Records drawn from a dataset
>>

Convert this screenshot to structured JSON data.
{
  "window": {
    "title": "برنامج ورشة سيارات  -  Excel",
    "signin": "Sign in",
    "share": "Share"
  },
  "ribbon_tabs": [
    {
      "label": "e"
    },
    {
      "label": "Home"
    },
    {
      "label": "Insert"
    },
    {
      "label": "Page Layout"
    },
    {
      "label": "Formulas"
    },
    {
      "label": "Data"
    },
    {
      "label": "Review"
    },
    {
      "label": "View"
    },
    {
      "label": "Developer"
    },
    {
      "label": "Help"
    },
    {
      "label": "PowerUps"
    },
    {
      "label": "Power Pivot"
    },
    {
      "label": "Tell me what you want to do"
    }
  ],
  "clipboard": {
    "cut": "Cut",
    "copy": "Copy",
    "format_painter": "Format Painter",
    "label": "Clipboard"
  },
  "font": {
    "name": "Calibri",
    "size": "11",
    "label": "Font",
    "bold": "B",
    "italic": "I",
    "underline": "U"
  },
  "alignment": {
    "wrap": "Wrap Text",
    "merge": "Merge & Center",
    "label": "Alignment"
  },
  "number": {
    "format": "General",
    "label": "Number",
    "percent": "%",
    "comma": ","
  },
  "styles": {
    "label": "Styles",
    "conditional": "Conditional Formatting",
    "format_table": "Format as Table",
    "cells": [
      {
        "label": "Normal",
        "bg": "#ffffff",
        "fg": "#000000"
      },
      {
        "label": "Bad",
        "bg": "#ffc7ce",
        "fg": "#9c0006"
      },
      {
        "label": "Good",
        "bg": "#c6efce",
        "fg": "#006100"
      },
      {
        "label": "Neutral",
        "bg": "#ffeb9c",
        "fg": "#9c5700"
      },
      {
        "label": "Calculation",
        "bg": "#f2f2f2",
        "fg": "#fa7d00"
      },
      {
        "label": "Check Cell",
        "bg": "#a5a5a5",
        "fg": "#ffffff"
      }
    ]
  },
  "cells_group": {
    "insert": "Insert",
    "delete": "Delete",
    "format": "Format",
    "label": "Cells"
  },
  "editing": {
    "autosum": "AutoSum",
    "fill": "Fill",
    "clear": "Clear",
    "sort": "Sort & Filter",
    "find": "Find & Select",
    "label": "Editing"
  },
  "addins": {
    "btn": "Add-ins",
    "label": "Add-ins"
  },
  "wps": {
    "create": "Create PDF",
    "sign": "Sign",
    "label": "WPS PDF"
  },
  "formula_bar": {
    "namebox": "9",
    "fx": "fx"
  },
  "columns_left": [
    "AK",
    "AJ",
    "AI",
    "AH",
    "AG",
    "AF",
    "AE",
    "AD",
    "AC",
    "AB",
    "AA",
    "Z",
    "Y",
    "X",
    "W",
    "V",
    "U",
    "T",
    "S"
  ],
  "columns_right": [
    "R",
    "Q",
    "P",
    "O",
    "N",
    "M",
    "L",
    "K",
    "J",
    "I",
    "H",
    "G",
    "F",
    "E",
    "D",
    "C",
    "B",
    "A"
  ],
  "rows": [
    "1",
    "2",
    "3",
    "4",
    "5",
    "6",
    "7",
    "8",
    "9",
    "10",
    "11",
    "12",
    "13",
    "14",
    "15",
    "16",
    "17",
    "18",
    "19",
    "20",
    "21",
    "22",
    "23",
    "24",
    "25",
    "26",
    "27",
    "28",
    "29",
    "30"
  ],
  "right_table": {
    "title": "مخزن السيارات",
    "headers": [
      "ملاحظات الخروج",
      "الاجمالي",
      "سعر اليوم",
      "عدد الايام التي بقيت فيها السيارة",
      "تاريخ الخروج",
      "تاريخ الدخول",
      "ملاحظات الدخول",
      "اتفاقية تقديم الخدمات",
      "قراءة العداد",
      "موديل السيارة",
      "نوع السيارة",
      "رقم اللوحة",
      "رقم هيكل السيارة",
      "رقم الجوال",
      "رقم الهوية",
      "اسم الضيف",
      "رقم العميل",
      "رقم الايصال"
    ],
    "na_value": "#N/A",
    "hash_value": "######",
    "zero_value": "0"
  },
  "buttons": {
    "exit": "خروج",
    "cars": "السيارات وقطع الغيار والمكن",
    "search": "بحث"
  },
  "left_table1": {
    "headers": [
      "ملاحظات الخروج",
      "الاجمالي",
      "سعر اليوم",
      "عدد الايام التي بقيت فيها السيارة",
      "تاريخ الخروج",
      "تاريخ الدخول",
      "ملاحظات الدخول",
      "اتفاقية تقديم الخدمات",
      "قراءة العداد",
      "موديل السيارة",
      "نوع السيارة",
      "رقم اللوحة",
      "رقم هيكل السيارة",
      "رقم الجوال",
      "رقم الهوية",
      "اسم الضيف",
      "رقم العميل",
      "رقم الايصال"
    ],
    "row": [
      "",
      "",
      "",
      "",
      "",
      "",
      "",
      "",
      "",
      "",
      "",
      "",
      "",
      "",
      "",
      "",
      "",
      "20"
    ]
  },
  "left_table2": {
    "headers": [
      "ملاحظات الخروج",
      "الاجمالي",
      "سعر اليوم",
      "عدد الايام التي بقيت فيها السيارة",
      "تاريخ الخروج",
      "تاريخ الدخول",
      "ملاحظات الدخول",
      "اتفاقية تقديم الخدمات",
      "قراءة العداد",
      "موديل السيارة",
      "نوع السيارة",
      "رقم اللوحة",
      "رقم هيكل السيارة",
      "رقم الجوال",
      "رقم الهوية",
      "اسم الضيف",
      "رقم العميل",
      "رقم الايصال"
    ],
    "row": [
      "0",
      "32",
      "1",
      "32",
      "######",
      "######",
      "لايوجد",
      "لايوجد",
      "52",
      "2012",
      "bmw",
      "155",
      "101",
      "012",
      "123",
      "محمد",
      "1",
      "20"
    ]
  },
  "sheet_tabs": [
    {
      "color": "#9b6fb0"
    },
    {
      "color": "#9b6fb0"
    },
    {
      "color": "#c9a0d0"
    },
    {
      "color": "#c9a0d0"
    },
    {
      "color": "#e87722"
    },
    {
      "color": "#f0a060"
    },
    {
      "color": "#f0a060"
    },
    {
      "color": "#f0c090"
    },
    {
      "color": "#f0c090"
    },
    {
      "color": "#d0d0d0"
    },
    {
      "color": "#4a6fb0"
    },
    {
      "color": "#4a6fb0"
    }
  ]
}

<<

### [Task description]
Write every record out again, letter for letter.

### [Written solution]
Convert this screenshot to structured JSON data.
{
  "window": {
    "title": "برنامج ورشة سيارات  -  Excel",
    "signin": "Sign in",
    "share": "Share"
  },
  "ribbon_tabs": [
    {
      "label": "e"
    },
    {
      "label": "Home"
    },
    {
      "label": "Insert"
    },
    {
      "label": "Page Layout"
    },
    {
      "label": "Formulas"
    },
    {
      "label": "Data"
    },
    {
      "label": "Review"
    },
    {
      "label": "View"
    },
    {
      "label": "Developer"
    },
    {
      "label": "Help"
    },
    {
      "label": "PowerUps"
    },
    {
      "label": "Power Pivot"
    },
    {
      "label": "Tell me what you want to do"
    }
  ],
  "clipboard": {
    "cut": "Cut",
    "copy": "Copy",
    "format_painter": "Format Painter",
    "label": "Clipboard"
  },
  "font": {
    "name": "Calibri",
    "size": "11",
    "label": "Font",
    "bold": "B",
    "italic": "I",
    "underline": "U"
  },
  "alignment": {
    "wrap": "Wrap Text",
    "merge": "Merge & Center",
    "label": "Alignment"
  },
  "number": {
    "format": "General",
    "label": "Number",
    "percent": "%",
    "comma": ","
  },
  "styles": {
    "label": "Styles",
    "conditional": "Conditional Formatting",
    "format_table": "Format as Table",
    "cells": [
      {
        "label": "Normal",
        "bg": "#ffffff",
        "fg": "#000000"
      },
      {
        "label": "Bad",
        "bg": "#ffc7ce",
        "fg": "#9c0006"
      },
      {
        "label": "Good",
        "bg": "#c6efce",
        "fg": "#006100"
      },
      {
        "label": "Neutral",
        "bg": "#ffeb9c",
        "fg": "#9c5700"
      },
      {
        "label": "Calculation",
        "bg": "#f2f2f2",
        "fg": "#fa7d00"
      },
      {
        "label": "Check Cell",
        "bg": "#a5a5a5",
        "fg": "#ffffff"
      }
    ]
  },
  "cells_group": {
    "insert": "Insert",
    "delete": "Delete",
    "format": "Format",
    "label": "Cells"
  },
  "editing": {
    "autosum": "AutoSum",
    "fill": "Fill",
    "clear": "Clear",
    "sort": "Sort & Filter",
    "find": "Find & Select",
    "label": "Editing"
  },
  "addins": {
    "btn": "Add-ins",
    "label": "Add-ins"
  },
  "wps": {
    "create": "Create PDF",
    "sign": "Sign",
    "label": "WPS PDF"
  },
  "formula_bar": {
    "namebox": "9",
    "fx": "fx"
  },
  "columns_left": [
    "AK",
    "AJ",
    "AI",
    "AH",
    "AG",
    "AF",
    "AE",
    "AD",
    "AC",
    "AB",
    "AA",
    "Z",
    "Y",
    "X",
    "W",
    "V",
    "U",
    "T",
    "S"
  ],
  "columns_right": [
    "R",
    "Q",
    "P",
    "O",
    "N",
    "M",
    "L",
    "K",
    "J",
    "I",
    "H",
    "G",
    "F",
    "E",
    "D",
    "C",
    "B",
    "A"
  ],
  "rows": [
    "1",
    "2",
    "3",
    "4",
    "5",
    "6",
    "7",
    "8",
    "9",
    "10",
    "11",
    "12",
    "13",
    "14",
    "15",
    "16",
    "17",
    "18",
    "19",
    "20",
    "21",
    "22",
    "23",
    "24",
    "25",
    "26",
    "27",
    "28",
    "29",
    "30"
  ],
  "right_table": {
    "title": "مخزن السيارات",
    "headers": [
      "ملاحظات الخروج",
      "الاجمالي",
      "سعر اليوم",
      "عدد الايام التي بقيت فيها السيارة",
      "تاريخ الخروج",
      "تاريخ الدخول",
      "ملاحظات الدخول",
      "اتفاقية تقديم الخدمات",
      "قراءة العداد",
      "موديل السيارة",
      "نوع السيارة",
      "رقم اللوحة",
      "رقم هيكل السيارة",
      "رقم الجوال",
      "رقم الهوية",
      "اسم الضيف",
      "رقم العميل",
      "رقم الايصال"
    ],
    "na_value": "#N/A",
    "hash_value": "######",
    "zero_value": "0"
  },
  "buttons": {
    "exit": "خروج",
    "cars": "السيارات وقطع الغيار والمكن",
    "search": "بحث"
  },
  "left_table1": {
    "headers": [
      "ملاحظات الخروج",
      "الاجمالي",
      "سعر اليوم",
      "عدد الايام التي بقيت فيها السيارة",
      "تاريخ الخروج",
      "تاريخ الدخول",
      "ملاحظات الدخول",
      "اتفاقية تقديم الخدمات",
      "قراءة العداد",
      "موديل السيارة",
      "نوع السيارة",
      "رقم اللوحة",
      "رقم هيكل السيارة",
      "رقم الجوال",
      "رقم الهوية",
      "اسم الضيف",
      "رقم العميل",
      "رقم الايصال"
    ],
    "row": [
      "",
      "",
      "",
      "",
      "",
      "",
      "",
      "",
      "",
      "",
      "",
      "",
      "",
      "",
      "",
      "",
      "",
      "20"
    ]
  },
  "left_table2": {
    "headers": [
      "ملاحظات الخروج",
      "الاجمالي",
      "سعر اليوم",
      "عدد الايام التي بقيت فيها السيارة",
      "تاريخ الخروج",
      "تاريخ الدخول",
      "ملاحظات الدخول",
      "اتفاقية تقديم الخدمات",
      "قراءة العداد",
      "موديل السيارة",
      "نوع السيارة",
      "رقم اللوحة",
      "رقم هيكل السيارة",
      "رقم الجوال",
      "رقم الهوية",
      "اسم الضيف",
      "رقم العميل",
      "رقم الايصال"
    ],
    "row": [
      "0",
      "32",
      "1",
      "32",
      "######",
      "######",
      "لايوجد",
      "لايوجد",
      "52",
      "2012",
      "bmw",
      "155",
      "101",
      "012",
      "123",
      "محمد",
      "1",
      "20"
    ]
  },
  "sheet_tabs": [
    {
      "color": "#9b6fb0"
    },
    {
      "color": "#9b6fb0"
    },
    {
      "color": "#c9a0d0"
    },
    {
      "color": "#c9a0d0"
    },
    {
      "color": "#e87722"
    },
    {
      "color": "#f0a060"
    },
    {
      "color": "#f0a060"
    },
    {
      "color": "#f0c090"
    },
    {
      "color": "#f0c090"
    },
    {
      "color": "#d0d0d0"
    },
    {
      "color": "#4a6fb0"
    },
    {
      "color": "#4a6fb0"
    }
  ]
}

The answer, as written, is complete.